┌──

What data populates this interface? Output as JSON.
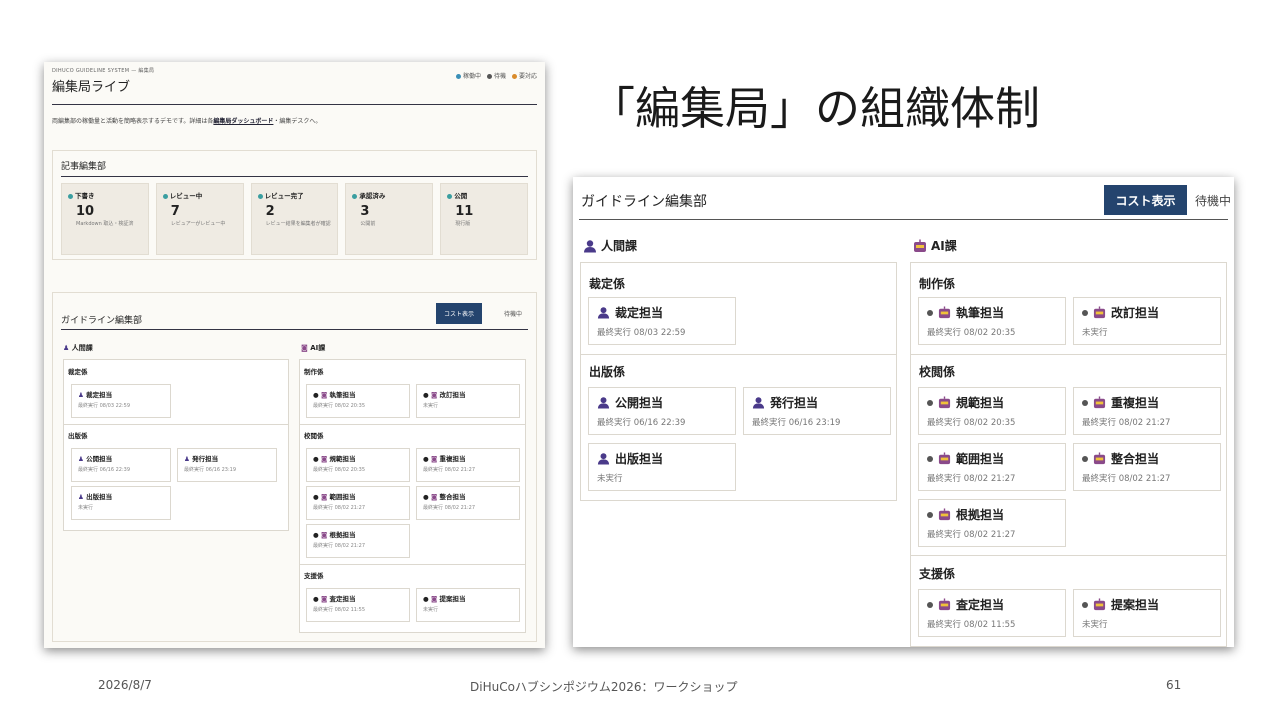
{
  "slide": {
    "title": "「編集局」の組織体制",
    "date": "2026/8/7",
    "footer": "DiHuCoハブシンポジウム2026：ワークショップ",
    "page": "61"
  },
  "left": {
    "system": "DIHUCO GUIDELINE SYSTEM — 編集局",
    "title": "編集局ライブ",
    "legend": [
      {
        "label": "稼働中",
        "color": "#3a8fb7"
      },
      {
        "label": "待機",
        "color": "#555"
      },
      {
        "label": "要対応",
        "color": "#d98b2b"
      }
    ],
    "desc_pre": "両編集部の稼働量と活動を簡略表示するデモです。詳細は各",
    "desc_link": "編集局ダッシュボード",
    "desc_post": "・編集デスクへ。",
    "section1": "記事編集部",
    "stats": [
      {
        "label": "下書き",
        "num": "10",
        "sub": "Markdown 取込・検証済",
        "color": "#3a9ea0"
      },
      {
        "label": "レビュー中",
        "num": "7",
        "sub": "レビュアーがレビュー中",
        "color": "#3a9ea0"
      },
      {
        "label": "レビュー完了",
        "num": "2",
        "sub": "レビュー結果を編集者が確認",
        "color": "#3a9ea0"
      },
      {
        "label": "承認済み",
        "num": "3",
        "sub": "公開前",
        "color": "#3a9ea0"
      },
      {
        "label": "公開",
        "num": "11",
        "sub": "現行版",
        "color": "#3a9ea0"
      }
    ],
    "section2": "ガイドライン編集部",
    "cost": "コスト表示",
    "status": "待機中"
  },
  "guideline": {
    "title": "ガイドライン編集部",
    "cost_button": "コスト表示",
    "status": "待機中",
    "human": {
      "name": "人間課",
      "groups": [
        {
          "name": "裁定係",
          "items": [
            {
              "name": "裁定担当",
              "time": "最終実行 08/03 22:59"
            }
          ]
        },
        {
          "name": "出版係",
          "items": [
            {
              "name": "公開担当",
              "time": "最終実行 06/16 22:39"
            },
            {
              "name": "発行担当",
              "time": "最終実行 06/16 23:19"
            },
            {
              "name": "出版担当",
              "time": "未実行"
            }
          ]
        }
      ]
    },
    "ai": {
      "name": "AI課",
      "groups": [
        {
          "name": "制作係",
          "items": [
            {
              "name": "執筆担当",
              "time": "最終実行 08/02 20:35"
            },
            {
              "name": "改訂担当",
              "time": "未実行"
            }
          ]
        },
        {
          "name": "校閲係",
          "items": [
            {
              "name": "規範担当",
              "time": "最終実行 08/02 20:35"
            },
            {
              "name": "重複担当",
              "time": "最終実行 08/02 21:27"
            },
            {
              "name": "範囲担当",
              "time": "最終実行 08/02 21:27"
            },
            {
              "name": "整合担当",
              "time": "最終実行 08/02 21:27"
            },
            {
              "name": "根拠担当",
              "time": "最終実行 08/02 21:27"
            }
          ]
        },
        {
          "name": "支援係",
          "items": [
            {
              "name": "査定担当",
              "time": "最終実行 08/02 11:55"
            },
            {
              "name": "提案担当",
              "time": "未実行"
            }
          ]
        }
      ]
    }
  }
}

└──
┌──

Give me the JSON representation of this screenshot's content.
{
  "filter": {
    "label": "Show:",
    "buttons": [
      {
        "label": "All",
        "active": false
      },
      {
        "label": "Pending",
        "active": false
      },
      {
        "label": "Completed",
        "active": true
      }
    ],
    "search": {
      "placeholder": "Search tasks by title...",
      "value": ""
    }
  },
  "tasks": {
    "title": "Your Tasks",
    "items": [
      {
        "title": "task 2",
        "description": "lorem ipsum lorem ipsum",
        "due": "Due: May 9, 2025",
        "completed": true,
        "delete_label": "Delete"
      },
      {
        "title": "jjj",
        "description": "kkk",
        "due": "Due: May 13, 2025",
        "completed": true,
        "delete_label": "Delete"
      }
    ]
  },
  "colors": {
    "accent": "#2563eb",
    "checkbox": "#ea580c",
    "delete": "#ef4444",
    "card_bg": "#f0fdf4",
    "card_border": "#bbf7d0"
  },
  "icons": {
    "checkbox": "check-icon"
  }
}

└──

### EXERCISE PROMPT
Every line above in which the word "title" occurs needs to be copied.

### RESULT OF THE TASK
    "title": "「編集局」の組織体制",
    "title": "編集局ライブ",
    "title": "ガイドライン編集部",
      "placeholder": "Search tasks by title...",
    "title": "Your Tasks",
        "title": "task 2",
        "title": "jjj",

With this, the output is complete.